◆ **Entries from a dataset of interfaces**
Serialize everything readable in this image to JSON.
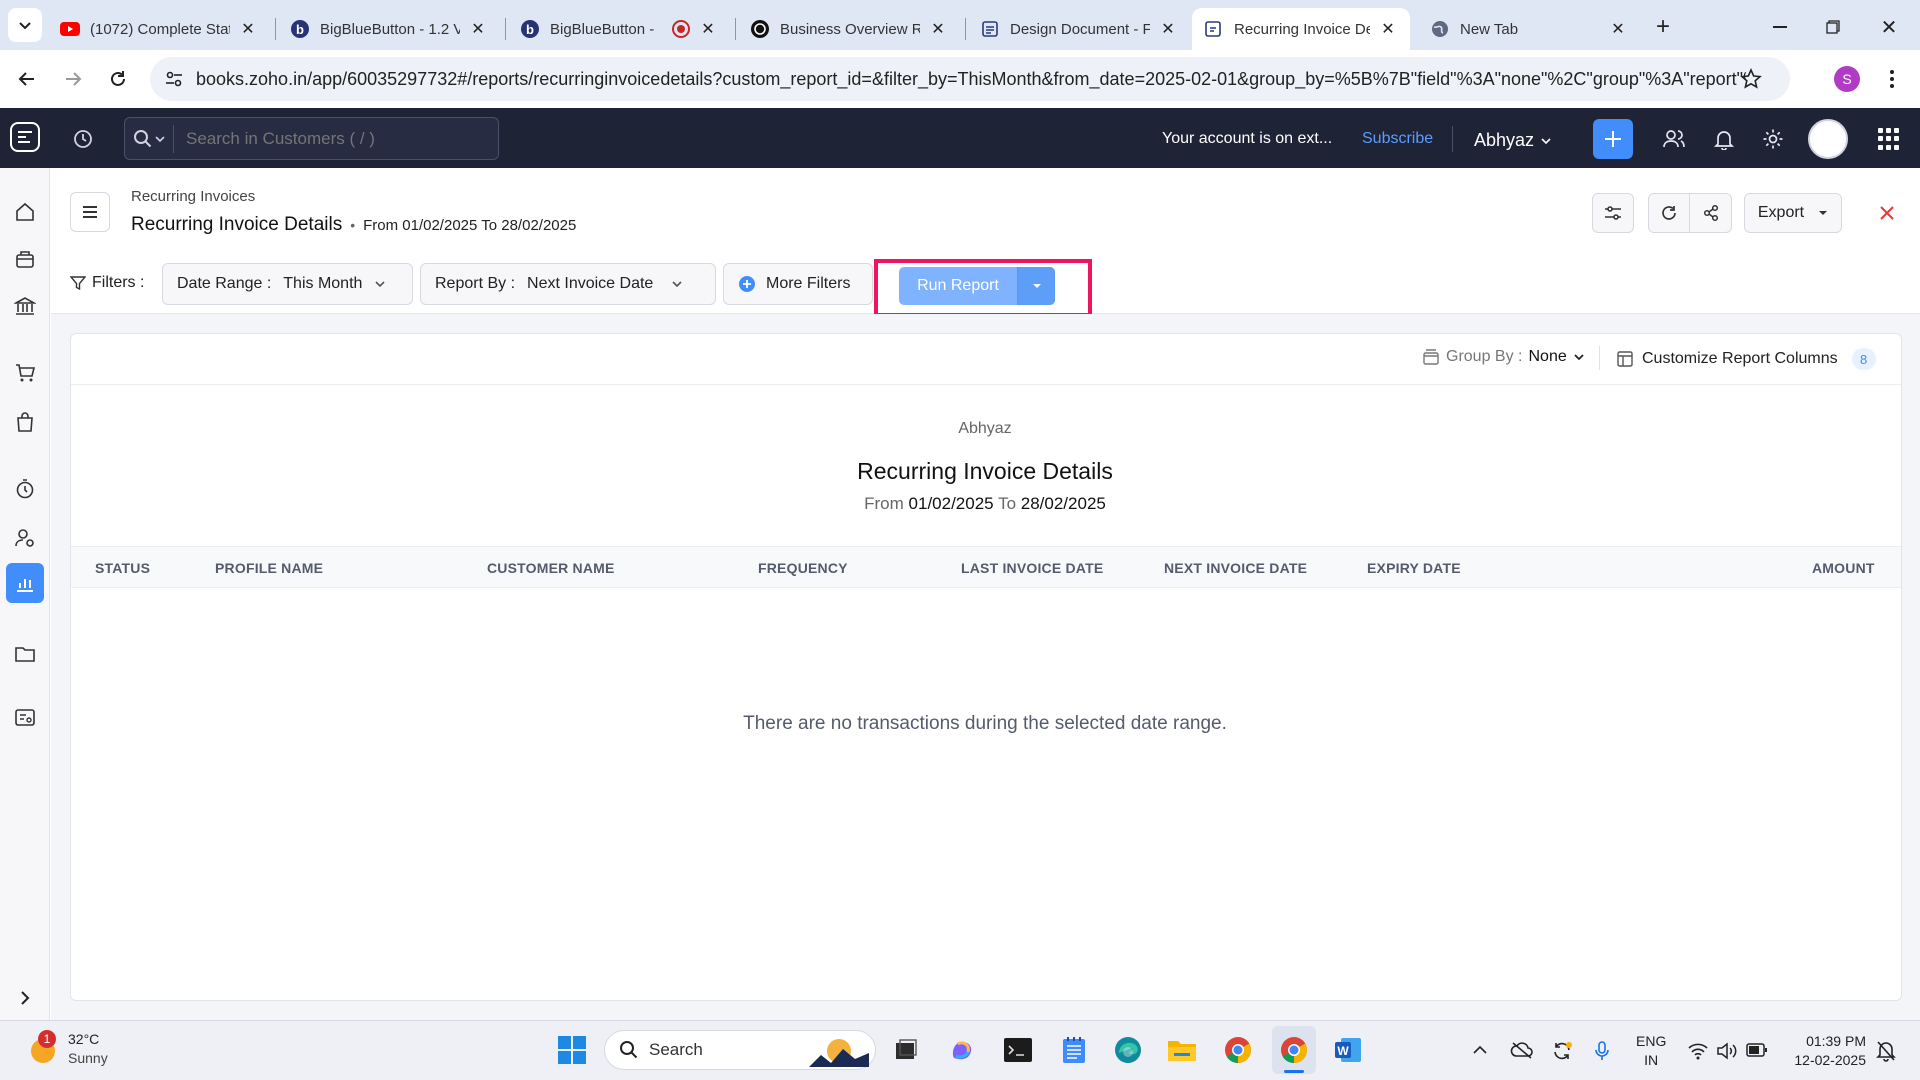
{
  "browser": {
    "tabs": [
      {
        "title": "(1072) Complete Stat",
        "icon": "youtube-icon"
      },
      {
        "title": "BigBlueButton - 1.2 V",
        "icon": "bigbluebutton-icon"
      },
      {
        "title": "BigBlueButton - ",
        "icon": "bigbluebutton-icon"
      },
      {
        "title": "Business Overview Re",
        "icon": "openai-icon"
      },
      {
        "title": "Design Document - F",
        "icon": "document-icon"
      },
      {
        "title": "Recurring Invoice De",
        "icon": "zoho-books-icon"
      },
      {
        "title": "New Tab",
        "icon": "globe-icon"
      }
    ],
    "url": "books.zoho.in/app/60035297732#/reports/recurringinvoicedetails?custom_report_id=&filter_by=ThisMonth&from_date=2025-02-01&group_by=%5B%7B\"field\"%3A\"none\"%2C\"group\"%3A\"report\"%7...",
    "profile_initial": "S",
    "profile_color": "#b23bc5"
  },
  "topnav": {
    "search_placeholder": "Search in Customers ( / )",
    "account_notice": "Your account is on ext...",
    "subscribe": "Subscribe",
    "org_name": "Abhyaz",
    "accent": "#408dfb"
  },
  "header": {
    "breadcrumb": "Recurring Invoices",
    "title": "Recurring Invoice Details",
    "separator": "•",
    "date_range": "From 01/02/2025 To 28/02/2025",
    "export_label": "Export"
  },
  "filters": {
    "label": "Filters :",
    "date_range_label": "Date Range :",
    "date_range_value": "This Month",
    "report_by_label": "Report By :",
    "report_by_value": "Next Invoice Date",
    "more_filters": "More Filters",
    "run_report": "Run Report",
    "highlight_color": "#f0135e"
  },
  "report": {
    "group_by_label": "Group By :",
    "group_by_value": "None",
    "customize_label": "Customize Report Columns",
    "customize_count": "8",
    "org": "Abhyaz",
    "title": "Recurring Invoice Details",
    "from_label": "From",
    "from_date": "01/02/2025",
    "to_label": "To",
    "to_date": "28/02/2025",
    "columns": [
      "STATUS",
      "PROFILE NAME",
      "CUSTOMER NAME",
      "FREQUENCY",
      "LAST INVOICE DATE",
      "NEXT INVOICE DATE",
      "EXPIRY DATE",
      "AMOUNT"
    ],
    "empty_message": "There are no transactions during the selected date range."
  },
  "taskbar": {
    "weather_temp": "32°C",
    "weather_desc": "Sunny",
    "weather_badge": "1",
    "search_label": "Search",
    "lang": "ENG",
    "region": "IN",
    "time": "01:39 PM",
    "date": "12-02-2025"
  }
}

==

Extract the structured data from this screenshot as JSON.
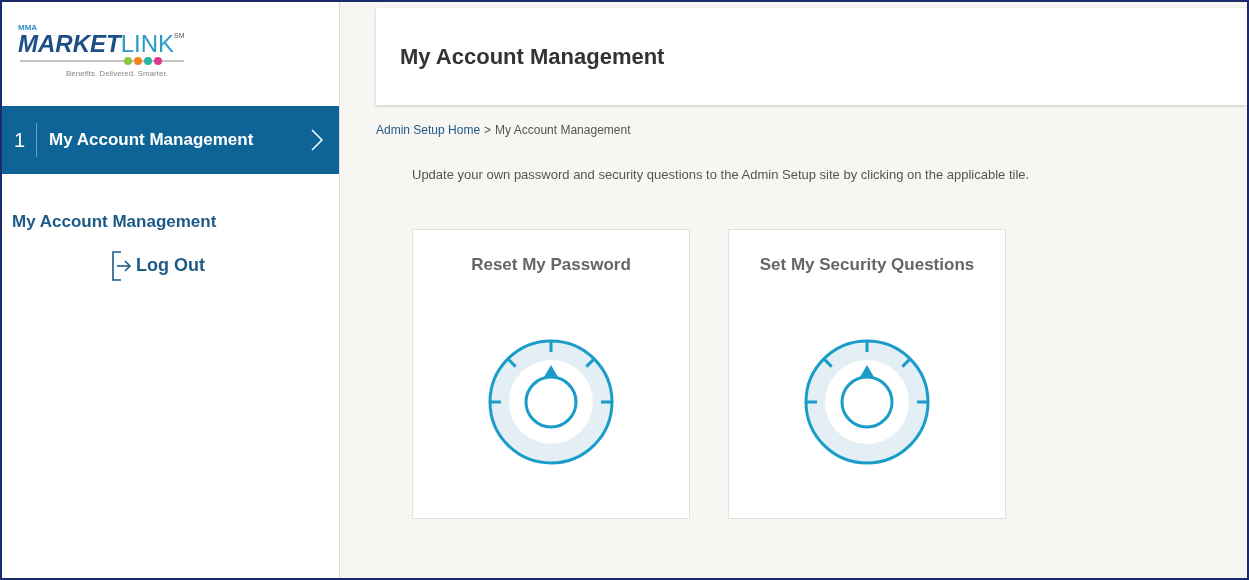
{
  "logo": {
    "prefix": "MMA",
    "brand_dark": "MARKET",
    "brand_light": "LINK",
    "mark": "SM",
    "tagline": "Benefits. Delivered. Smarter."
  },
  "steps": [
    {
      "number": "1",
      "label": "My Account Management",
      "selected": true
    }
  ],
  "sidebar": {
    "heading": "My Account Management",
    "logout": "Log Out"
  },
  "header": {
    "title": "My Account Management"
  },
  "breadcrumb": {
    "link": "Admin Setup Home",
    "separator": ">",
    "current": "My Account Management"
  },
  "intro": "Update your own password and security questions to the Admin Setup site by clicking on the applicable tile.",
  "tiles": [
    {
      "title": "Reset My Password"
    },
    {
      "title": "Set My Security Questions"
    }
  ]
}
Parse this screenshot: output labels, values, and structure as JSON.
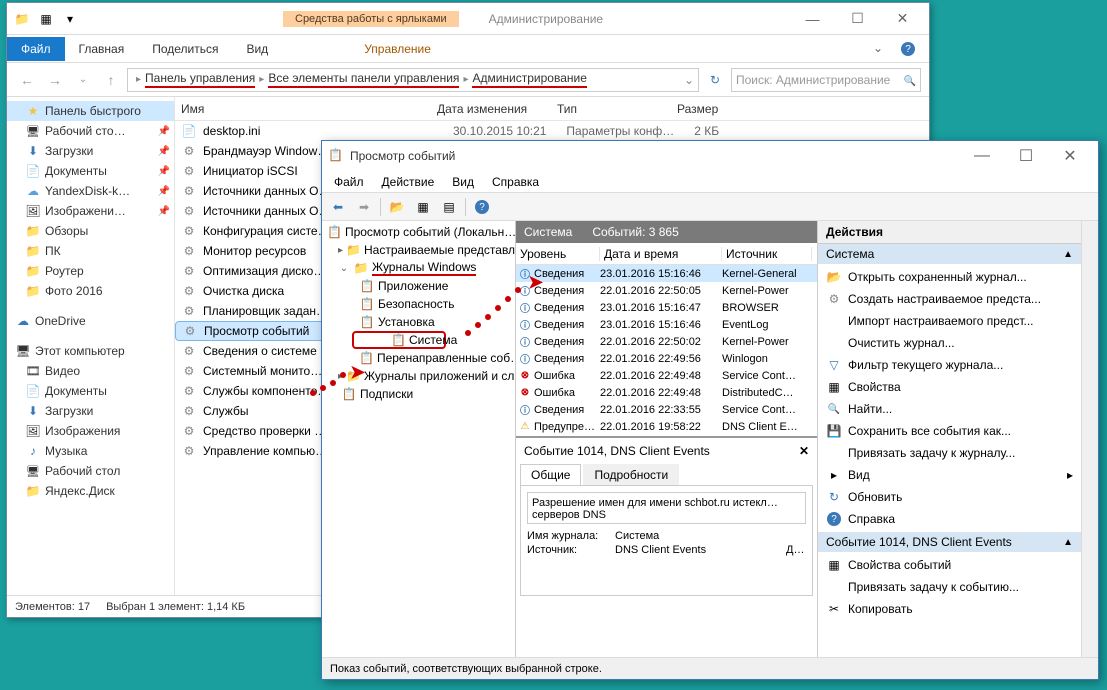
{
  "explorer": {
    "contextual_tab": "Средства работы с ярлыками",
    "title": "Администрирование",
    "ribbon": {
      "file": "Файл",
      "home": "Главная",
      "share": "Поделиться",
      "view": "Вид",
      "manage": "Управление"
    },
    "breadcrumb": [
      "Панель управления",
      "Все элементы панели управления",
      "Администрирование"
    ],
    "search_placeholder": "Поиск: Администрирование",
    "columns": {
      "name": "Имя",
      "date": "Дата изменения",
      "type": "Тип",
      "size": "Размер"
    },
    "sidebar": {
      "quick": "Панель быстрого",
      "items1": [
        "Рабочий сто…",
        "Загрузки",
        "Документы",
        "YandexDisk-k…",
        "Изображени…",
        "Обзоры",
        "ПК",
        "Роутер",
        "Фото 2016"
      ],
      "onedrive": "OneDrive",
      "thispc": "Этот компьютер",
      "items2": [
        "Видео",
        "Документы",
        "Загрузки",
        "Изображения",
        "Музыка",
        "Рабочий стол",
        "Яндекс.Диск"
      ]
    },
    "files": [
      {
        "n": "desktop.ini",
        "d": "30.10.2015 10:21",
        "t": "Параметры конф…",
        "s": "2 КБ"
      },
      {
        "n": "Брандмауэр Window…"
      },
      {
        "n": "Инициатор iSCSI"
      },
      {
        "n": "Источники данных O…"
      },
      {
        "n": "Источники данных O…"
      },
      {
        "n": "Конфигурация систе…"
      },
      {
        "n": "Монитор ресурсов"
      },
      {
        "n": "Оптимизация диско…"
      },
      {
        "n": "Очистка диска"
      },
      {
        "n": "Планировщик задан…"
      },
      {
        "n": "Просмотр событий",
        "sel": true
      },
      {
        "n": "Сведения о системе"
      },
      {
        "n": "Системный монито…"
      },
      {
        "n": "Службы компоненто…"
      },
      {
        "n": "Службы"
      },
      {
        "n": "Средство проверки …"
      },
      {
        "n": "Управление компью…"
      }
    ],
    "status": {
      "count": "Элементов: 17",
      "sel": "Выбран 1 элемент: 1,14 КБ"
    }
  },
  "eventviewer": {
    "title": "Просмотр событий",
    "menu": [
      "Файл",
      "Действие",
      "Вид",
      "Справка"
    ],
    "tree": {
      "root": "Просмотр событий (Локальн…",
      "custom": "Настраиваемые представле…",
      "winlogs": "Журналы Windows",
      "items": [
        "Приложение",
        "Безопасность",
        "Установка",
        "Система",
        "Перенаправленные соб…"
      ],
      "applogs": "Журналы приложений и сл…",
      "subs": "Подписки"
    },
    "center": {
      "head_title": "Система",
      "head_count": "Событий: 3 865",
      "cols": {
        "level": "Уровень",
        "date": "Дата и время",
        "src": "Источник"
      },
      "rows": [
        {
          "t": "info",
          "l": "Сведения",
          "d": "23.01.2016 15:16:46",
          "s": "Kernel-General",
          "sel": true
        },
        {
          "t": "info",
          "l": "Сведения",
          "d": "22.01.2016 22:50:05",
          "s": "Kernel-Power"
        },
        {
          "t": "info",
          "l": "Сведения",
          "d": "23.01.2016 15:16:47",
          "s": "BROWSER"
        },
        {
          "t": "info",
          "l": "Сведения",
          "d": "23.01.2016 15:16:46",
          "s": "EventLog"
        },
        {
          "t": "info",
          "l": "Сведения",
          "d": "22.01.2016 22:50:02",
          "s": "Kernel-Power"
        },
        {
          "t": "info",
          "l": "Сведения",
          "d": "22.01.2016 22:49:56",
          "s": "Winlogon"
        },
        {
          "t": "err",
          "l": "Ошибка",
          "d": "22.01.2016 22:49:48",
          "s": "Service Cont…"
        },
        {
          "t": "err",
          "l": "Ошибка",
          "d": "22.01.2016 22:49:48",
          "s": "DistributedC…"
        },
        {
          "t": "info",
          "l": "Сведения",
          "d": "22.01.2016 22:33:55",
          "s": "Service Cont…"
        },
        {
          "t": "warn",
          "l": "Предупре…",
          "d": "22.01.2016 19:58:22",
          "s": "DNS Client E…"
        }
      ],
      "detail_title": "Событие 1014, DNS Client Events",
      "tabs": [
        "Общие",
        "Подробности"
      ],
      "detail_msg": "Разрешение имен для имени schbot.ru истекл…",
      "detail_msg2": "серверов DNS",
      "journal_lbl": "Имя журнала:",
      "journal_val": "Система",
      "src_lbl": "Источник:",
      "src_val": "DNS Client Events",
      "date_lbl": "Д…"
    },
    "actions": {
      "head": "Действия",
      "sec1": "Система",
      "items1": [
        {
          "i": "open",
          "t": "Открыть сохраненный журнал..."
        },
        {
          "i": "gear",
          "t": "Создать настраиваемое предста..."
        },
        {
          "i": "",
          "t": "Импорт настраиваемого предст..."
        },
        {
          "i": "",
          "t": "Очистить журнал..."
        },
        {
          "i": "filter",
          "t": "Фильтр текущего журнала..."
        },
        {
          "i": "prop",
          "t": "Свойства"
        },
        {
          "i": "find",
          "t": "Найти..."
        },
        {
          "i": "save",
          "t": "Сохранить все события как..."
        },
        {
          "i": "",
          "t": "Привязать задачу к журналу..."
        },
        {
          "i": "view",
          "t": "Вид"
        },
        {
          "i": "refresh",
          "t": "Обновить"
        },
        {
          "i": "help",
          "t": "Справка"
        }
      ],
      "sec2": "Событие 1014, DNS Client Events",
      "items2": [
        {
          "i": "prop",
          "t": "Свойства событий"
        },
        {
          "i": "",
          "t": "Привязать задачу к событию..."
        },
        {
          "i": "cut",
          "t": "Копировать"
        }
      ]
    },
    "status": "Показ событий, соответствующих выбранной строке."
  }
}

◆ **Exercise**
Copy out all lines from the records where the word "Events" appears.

◆ **Answer to the problem**
      "detail_title": "Событие 1014, DNS Client Events",
      "src_val": "DNS Client Events",
      "sec2": "Событие 1014, DNS Client Events",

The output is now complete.